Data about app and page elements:
= = =
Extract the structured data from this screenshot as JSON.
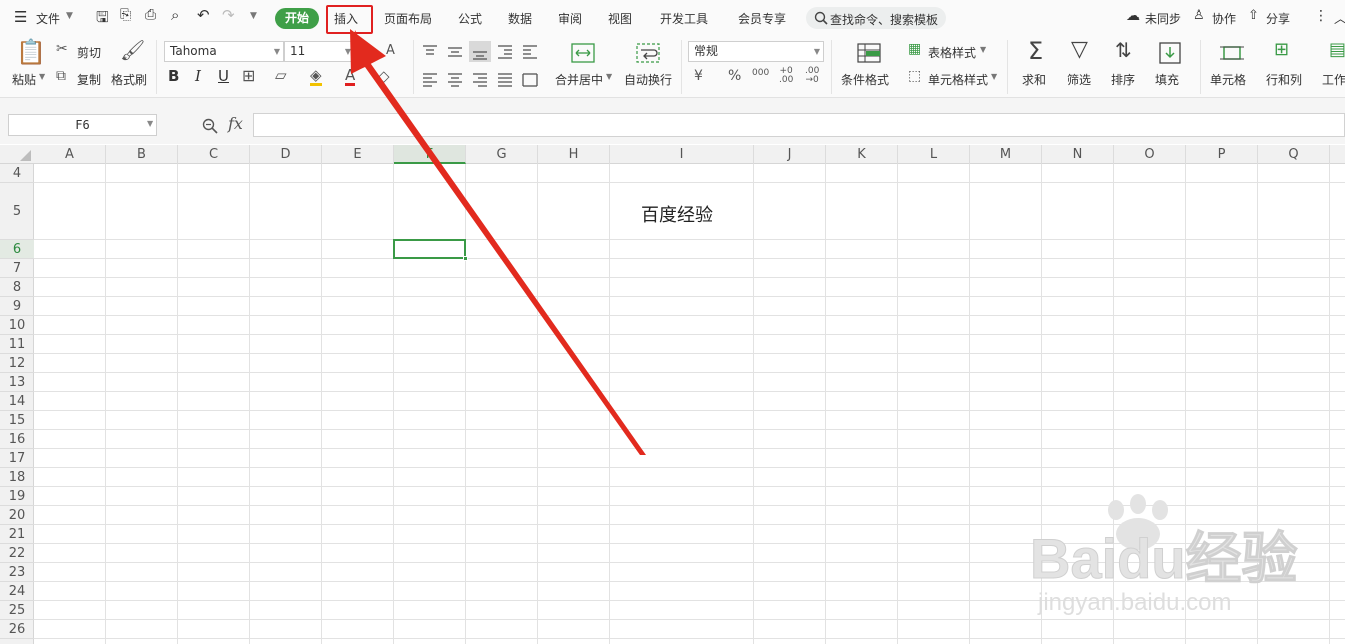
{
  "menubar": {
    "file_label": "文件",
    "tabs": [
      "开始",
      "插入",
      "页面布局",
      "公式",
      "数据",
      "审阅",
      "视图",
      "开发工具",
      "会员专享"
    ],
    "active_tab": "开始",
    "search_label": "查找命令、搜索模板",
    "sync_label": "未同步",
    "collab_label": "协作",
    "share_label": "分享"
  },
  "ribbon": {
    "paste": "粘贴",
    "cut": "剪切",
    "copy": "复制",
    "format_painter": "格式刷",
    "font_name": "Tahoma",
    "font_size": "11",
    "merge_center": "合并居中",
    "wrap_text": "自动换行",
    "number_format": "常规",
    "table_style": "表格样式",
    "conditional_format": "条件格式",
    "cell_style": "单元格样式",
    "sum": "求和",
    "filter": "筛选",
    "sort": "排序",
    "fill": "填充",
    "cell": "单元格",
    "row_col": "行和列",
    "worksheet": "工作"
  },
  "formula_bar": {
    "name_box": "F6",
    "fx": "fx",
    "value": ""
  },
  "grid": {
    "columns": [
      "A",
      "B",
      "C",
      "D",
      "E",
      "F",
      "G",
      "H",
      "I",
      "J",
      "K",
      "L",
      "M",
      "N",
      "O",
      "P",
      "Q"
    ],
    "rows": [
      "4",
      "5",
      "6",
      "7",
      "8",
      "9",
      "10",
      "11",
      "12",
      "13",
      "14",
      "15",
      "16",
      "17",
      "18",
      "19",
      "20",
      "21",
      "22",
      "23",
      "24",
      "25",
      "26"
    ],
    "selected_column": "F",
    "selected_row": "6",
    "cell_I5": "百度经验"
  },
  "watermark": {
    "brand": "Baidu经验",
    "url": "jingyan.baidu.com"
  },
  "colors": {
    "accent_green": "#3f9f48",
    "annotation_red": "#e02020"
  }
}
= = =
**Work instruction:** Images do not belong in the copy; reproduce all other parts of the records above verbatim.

**Exercise output:**
Extract the structured data from this screenshot as JSON.
{
  "menubar": {
    "file_label": "文件",
    "tabs": [
      "开始",
      "插入",
      "页面布局",
      "公式",
      "数据",
      "审阅",
      "视图",
      "开发工具",
      "会员专享"
    ],
    "active_tab": "开始",
    "search_label": "查找命令、搜索模板",
    "sync_label": "未同步",
    "collab_label": "协作",
    "share_label": "分享"
  },
  "ribbon": {
    "paste": "粘贴",
    "cut": "剪切",
    "copy": "复制",
    "format_painter": "格式刷",
    "font_name": "Tahoma",
    "font_size": "11",
    "merge_center": "合并居中",
    "wrap_text": "自动换行",
    "number_format": "常规",
    "table_style": "表格样式",
    "conditional_format": "条件格式",
    "cell_style": "单元格样式",
    "sum": "求和",
    "filter": "筛选",
    "sort": "排序",
    "fill": "填充",
    "cell": "单元格",
    "row_col": "行和列",
    "worksheet": "工作"
  },
  "formula_bar": {
    "name_box": "F6",
    "fx": "fx",
    "value": ""
  },
  "grid": {
    "columns": [
      "A",
      "B",
      "C",
      "D",
      "E",
      "F",
      "G",
      "H",
      "I",
      "J",
      "K",
      "L",
      "M",
      "N",
      "O",
      "P",
      "Q"
    ],
    "rows": [
      "4",
      "5",
      "6",
      "7",
      "8",
      "9",
      "10",
      "11",
      "12",
      "13",
      "14",
      "15",
      "16",
      "17",
      "18",
      "19",
      "20",
      "21",
      "22",
      "23",
      "24",
      "25",
      "26"
    ],
    "selected_column": "F",
    "selected_row": "6",
    "cell_I5": "百度经验"
  },
  "watermark": {
    "brand": "Baidu经验",
    "url": "jingyan.baidu.com"
  },
  "colors": {
    "accent_green": "#3f9f48",
    "annotation_red": "#e02020"
  }
}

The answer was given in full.